The use of geometrical representations to illustrate syllogistic logic did not originate with Venn; Gottfried Leibniz used them consistently. Venn became critical of the methods used in the nineteenth-century diagrams of George Boole and Augustus de Morgan, and wrote Symbolic Logic mostly to present his own interpretations and corrections of Boole's work. Prior to the publishing of this book, his fame had already been established through a paper introducing Venn diagrams, On the Diagrammatic and Mechanical Representation of Prepositions and Reasonings, which appeared in the Philosophical Magazine and Journal of Science in July of 1880. Symbolic Logic further elaborated on these diagrams, and Venn continued to improve his method for illustrating propositions by exclusive and inclusive circles. Venn's diagrams became the most consequential part of his logic trilogy, rather than his attempt to clarify what he believed to be inconsistencies and ambiguities in Boole's logic.

Alumni Cantabrigienses, a biographical list of all the alumni of Cambridge compiled by Venn and his son, was a massive research project which proved invaluable to historians and genealogists. The first part contained 76,000 names and covered the period up to 1751. At the time of Venn's death, the second part, covering the period from 1751 to 1900, existed in manuscript and contained a further 60,000 names.

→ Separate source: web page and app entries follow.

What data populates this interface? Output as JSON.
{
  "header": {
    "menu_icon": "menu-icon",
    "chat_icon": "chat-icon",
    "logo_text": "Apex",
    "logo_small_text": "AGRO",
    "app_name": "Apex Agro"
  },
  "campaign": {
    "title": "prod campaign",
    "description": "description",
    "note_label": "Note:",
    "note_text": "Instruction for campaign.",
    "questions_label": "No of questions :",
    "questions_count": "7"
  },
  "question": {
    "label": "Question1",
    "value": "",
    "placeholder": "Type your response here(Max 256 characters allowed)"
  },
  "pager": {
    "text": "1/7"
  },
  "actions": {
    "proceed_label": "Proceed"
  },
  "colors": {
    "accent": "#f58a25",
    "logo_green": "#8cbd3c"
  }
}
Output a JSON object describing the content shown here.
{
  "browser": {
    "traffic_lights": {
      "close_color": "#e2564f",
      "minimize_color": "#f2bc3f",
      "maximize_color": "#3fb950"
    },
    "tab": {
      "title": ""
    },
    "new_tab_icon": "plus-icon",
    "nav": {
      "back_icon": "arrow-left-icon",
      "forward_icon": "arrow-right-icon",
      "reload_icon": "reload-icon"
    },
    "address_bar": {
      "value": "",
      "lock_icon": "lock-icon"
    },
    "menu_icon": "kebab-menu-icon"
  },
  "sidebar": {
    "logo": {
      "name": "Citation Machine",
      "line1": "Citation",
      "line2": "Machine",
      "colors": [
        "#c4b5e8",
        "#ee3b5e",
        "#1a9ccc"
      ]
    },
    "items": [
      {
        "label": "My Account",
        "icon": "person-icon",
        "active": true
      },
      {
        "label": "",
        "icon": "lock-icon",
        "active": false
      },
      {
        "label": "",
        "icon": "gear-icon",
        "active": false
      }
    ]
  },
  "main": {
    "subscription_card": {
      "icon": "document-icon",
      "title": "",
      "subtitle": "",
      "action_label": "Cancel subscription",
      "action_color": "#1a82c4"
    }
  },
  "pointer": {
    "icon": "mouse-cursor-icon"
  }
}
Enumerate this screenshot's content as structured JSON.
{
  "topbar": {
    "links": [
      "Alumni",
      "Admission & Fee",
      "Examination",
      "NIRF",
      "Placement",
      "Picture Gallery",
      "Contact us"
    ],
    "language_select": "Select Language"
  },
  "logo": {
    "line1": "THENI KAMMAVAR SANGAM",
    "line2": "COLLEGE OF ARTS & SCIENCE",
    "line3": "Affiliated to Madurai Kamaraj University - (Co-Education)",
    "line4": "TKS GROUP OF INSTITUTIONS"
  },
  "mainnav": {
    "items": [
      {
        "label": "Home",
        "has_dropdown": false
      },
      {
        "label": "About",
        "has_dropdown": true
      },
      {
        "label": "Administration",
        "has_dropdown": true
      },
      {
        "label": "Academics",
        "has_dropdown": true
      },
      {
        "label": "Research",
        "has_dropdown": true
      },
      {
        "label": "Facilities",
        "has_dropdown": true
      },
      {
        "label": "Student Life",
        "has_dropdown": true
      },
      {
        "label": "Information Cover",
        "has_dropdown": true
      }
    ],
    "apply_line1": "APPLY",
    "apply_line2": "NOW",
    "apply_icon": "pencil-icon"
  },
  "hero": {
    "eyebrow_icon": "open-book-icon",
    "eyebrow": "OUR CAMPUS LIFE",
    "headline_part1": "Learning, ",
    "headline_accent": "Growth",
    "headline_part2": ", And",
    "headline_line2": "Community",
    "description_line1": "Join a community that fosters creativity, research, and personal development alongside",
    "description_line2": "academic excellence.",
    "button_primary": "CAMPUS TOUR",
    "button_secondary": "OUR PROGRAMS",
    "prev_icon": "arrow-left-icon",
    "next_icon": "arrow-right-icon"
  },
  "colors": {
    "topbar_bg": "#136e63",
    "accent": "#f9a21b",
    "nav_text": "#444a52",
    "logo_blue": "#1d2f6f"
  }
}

  • Cambridge University Library. 1975. Catalogue of a collection of books on logic: presented to the library by John Venn. Link title. New York: B. Franklin. ISBN 0833736248 ISBN 9780833736246
  • Eden, Berna Kılıç. 1998. John Venn's evolutionary Logic of chance. Berlin: Max-Planck-Institute für Wissenschaftsgeschichte.
  • Edwards, A. W. F. 2004. Cogwheels of the mind : the story of Venn diagrams. Baltimore: Johns Hopkins University Press. ISBN 0801874343 ISBN 9780801874345
  • Hennell, Michael. 1958. John Venn and the Clapham Sect. London: Lutterworth Press.
  • Venn, John. 1962. The logic of chance. New York: Chelsea Pub. Co.
  • Venn, John. 1880. "On the Diagrammatic and Mechanical Representation of Propositions and Reasonings," in Dublin Philosophical Magazine and Journal of Science. 1-18. vol. 9, 59, 1880.
  • Venn, John. 1971. Symbolic logic. Bronx, N.Y.: Chelsea Pub. Co. ISBN 0828402515 ISBN 9780828402514
  • Venn, John. 1973. The principles of inductive logic. New York: Chelsea Pub. Co. ISBN 0828402655 ISBN 9780828402651

External links

All links retrieved May 23, 2018.

  • Venn archives - Clarify the confusing timeline of the various Venns.
  • John Venn - Find-A-Grave

General Philosophy Sources